Type of Spiritual Experience
This is what a raven looks like close up
A description of the experience
The symbolism for both the Raven and Crow are described in the entry in the symbol section found by using the link.
We had great difficulty with this symbol as it appeared to be important enough to be a Totem group, but it was unclear whether the group was representing an element [in which case it might have been the Air] or a Sign of the Zodiac.
Pictish stones on which it is found
Pictish stones were used as signposts. They described in pictures the sacred site to which the pilgrim was being directed, they gave directions in which it was to be found and they gave the constellations that could be used for navigation by the stars. Every constellation has a symbol and each picture of the symbol then maps onto the constellation.
Knowe of Burrian
The symbols here are as they appear on the Pictish stone from the Knowe o' Burrian in Harray, which is now on display at the Orkney Museum in Kirkwall.
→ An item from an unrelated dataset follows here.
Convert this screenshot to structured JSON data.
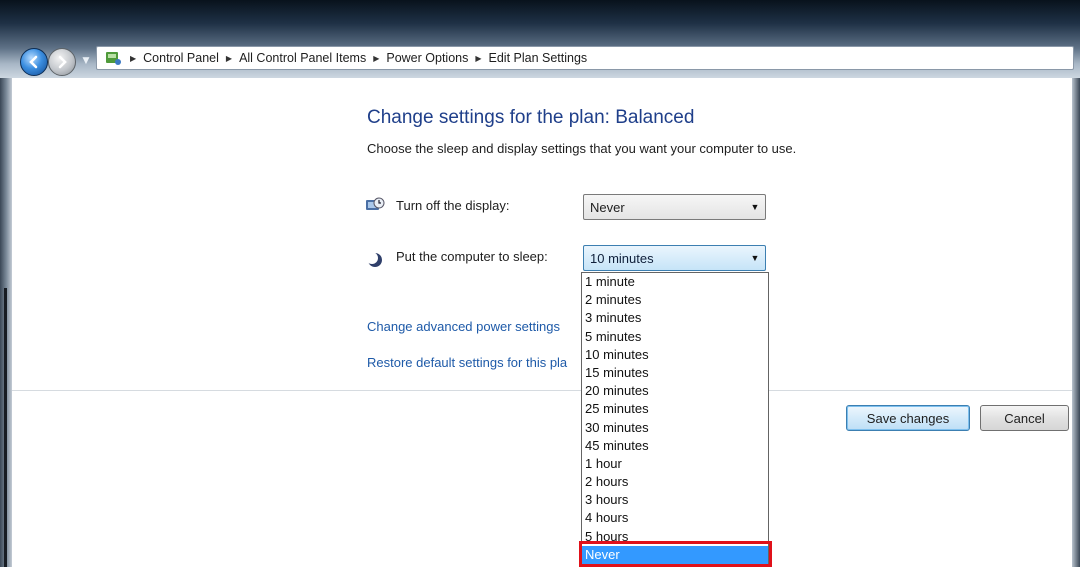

The Nigg Stone is an incomplete Class II Pictish cross-slab, perhaps dating to the end of the 8th century. The stone was originally located at the gateway to the grounds of the parish church of Nigg, Easter Ross. It is one of the finest surviving Pictish carved stones, and one of the most elaborate carved stones surviving from early medieval Europe. It is now displayed, restored to its original proportions, in a room inside the parish church (open in summer; key kept locally). It bears an elaborately decorated cross in high relief on the 'front' and a figural scene on the reverse. This scene is extremely complicated and made more difficult to interpret by deliberate defacement. Among the depictions are: an eagle above a Pictish Beast, a sheep, the oldest evidence of a European triangular harp, and ‘hunting scenes’.
Corvus is a small constellation in the Southern Celestial Hemisphere. Its name means "raven" in Latin. One of the 48 constellations listed by the 2nd-century astronomer Ptolemy, it depicts a raven, a bird associated with stories about the god Apollo, perched on the back of Hydra the water snake. The four brightest stars, Gamma, Delta, Epsilon, and Beta Corvi, form a distinctive quadrilateral in the night sky.
With an apparent magnitude of 2.59, Gamma Corvi—also known as Gienah—is the brightest star in the constellation. It is an aging blue giant around four times as massive as the Sun. The young star Eta Corvi has been found to have two debris disks. Three star systems have exoplanets, and a fourth planetary system is unconfirmed. TV Corvi is a dwarf nova—a white dwarf and brown dwarf in very close orbit.